INSTRUCTIONS TO FOLLOW: What you should copy is the line containing "Give me the" and all lines after it in the entries below, exactly and without anything added.

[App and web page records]
━━━━━━

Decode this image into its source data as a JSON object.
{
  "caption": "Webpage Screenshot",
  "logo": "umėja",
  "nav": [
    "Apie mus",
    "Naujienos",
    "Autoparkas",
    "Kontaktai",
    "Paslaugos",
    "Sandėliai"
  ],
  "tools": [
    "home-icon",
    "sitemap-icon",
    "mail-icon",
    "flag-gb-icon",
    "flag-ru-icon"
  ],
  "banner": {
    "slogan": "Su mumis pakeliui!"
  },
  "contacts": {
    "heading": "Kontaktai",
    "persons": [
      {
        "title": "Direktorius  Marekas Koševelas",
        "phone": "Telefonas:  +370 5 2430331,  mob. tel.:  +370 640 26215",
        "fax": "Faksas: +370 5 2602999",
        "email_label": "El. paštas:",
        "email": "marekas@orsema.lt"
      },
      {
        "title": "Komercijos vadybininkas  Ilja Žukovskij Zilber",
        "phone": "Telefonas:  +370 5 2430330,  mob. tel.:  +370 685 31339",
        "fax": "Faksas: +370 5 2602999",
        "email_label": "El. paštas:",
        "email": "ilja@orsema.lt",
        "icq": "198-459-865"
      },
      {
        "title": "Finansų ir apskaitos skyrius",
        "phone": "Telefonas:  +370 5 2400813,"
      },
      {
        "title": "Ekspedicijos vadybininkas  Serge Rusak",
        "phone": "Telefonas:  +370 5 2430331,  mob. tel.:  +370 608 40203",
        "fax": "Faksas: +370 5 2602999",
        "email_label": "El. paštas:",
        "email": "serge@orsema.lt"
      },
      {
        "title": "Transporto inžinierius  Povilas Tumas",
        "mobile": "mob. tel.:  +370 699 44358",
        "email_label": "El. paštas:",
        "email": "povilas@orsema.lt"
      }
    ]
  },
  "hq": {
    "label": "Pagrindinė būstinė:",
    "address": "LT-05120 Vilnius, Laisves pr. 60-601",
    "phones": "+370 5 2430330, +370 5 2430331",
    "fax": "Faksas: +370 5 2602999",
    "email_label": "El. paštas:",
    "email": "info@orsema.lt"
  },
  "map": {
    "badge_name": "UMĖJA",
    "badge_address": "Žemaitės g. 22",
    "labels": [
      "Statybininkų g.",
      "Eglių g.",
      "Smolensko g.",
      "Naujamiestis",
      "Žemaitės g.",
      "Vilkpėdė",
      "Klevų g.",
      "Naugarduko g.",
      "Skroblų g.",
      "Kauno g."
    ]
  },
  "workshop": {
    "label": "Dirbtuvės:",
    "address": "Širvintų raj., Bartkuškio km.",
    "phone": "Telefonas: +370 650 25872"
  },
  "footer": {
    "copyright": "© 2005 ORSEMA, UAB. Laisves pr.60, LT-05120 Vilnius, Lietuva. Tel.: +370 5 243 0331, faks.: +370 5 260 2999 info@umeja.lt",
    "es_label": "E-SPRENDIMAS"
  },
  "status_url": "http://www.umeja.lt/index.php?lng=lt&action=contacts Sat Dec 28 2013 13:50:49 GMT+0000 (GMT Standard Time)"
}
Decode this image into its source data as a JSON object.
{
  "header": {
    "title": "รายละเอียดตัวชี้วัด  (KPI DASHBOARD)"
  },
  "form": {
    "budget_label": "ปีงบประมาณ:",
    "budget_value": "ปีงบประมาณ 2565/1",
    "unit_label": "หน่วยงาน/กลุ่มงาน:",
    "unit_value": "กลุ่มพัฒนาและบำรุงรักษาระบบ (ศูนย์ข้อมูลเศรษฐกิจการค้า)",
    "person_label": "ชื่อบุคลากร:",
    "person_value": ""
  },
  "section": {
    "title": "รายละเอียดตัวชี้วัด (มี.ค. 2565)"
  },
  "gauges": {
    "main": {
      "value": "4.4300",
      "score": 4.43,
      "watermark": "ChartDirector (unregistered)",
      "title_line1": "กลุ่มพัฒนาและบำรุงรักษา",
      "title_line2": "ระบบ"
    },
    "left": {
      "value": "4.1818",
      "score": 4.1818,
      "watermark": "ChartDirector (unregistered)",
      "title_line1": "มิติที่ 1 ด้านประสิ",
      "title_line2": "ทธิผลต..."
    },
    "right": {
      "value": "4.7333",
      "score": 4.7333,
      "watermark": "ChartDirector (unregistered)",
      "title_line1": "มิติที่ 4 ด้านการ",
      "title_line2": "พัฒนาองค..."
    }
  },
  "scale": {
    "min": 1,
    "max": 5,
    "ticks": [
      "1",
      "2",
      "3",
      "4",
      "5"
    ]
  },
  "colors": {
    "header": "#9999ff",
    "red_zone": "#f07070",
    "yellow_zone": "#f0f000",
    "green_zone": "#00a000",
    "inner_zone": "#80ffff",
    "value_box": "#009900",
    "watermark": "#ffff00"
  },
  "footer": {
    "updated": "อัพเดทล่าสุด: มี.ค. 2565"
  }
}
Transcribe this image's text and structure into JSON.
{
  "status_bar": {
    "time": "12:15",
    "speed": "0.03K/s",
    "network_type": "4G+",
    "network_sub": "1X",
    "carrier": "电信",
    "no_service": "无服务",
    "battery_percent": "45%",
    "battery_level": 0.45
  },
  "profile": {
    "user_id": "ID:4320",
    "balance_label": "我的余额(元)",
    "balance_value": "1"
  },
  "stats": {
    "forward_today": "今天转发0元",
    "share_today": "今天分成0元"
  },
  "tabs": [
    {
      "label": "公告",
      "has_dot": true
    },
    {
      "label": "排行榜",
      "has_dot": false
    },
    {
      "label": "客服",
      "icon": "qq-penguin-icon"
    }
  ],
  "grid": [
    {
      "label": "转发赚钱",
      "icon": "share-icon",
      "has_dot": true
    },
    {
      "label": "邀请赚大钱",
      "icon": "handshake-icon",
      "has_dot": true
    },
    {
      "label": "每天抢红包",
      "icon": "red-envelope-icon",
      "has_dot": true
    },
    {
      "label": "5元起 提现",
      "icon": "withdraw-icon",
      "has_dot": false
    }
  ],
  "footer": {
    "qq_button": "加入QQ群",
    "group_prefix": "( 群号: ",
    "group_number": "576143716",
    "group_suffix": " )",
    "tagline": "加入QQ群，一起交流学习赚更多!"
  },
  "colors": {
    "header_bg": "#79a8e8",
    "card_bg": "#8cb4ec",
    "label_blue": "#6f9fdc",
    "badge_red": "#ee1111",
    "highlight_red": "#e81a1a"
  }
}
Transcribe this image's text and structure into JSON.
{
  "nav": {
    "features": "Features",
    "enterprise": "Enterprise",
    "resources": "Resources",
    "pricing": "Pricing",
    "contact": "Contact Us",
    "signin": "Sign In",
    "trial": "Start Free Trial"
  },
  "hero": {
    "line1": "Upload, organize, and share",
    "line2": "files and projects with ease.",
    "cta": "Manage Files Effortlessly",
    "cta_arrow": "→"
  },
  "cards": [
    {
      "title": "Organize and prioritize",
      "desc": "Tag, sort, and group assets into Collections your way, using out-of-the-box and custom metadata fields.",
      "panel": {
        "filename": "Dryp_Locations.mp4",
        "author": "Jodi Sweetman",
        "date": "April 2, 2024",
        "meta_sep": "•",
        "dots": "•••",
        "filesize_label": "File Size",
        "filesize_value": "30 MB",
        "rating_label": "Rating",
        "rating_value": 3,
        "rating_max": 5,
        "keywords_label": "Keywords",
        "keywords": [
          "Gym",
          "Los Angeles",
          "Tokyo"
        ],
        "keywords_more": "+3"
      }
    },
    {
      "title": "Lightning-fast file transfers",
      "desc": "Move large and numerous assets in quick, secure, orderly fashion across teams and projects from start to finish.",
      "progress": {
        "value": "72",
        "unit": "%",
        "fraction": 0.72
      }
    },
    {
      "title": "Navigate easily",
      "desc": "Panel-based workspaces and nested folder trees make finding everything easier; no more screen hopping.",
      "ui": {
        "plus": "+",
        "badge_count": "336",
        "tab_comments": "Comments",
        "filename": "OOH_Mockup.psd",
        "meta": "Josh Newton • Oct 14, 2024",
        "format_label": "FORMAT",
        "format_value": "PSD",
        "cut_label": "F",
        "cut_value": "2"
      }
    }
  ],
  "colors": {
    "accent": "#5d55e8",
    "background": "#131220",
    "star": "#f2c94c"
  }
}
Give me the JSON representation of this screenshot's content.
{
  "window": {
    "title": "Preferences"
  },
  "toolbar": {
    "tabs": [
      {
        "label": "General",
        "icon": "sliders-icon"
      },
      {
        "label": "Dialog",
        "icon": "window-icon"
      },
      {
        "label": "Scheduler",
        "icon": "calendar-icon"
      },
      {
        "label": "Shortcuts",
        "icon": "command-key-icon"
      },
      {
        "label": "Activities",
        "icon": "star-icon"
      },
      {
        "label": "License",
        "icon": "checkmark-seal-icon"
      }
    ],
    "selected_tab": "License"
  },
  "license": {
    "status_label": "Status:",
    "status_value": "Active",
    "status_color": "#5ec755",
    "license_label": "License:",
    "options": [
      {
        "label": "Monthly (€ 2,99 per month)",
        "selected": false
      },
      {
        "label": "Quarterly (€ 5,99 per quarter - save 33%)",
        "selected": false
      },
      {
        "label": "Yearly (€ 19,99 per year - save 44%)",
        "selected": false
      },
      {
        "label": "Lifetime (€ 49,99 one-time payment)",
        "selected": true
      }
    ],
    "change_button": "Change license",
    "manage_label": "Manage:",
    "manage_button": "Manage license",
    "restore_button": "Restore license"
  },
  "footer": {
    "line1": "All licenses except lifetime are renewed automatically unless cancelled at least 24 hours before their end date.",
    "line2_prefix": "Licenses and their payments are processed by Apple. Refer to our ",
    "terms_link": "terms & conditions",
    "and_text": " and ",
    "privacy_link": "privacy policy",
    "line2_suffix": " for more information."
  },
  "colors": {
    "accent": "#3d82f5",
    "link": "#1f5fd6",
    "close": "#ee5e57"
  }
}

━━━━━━

WRITTEN ANSWER:
Give me the JSON representation of this screenshot's content.
{
  "window": {
    "title": "Preferences"
  },
  "toolbar": {
    "tabs": [
      {
        "label": "General",
        "icon": "sliders-icon"
      },
      {
        "label": "Dialog",
        "icon": "window-icon"
      },
      {
        "label": "Scheduler",
        "icon": "calendar-icon"
      },
      {
        "label": "Shortcuts",
        "icon": "command-key-icon"
      },
      {
        "label": "Activities",
        "icon": "star-icon"
      },
      {
        "label": "License",
        "icon": "checkmark-seal-icon"
      }
    ],
    "selected_tab": "License"
  },
  "license": {
    "status_label": "Status:",
    "status_value": "Active",
    "status_color": "#5ec755",
    "license_label": "License:",
    "options": [
      {
        "label": "Monthly (€ 2,99 per month)",
        "selected": false
      },
      {
        "label": "Quarterly (€ 5,99 per quarter - save 33%)",
        "selected": false
      },
      {
        "label": "Yearly (€ 19,99 per year - save 44%)",
        "selected": false
      },
      {
        "label": "Lifetime (€ 49,99 one-time payment)",
        "selected": true
      }
    ],
    "change_button": "Change license",
    "manage_label": "Manage:",
    "manage_button": "Manage license",
    "restore_button": "Restore license"
  },
  "footer": {
    "line1": "All licenses except lifetime are renewed automatically unless cancelled at least 24 hours before their end date.",
    "line2_prefix": "Licenses and their payments are processed by Apple. Refer to our ",
    "terms_link": "terms & conditions",
    "and_text": " and ",
    "privacy_link": "privacy policy",
    "line2_suffix": " for more information."
  },
  "colors": {
    "accent": "#3d82f5",
    "link": "#1f5fd6",
    "close": "#ee5e57"
  }
}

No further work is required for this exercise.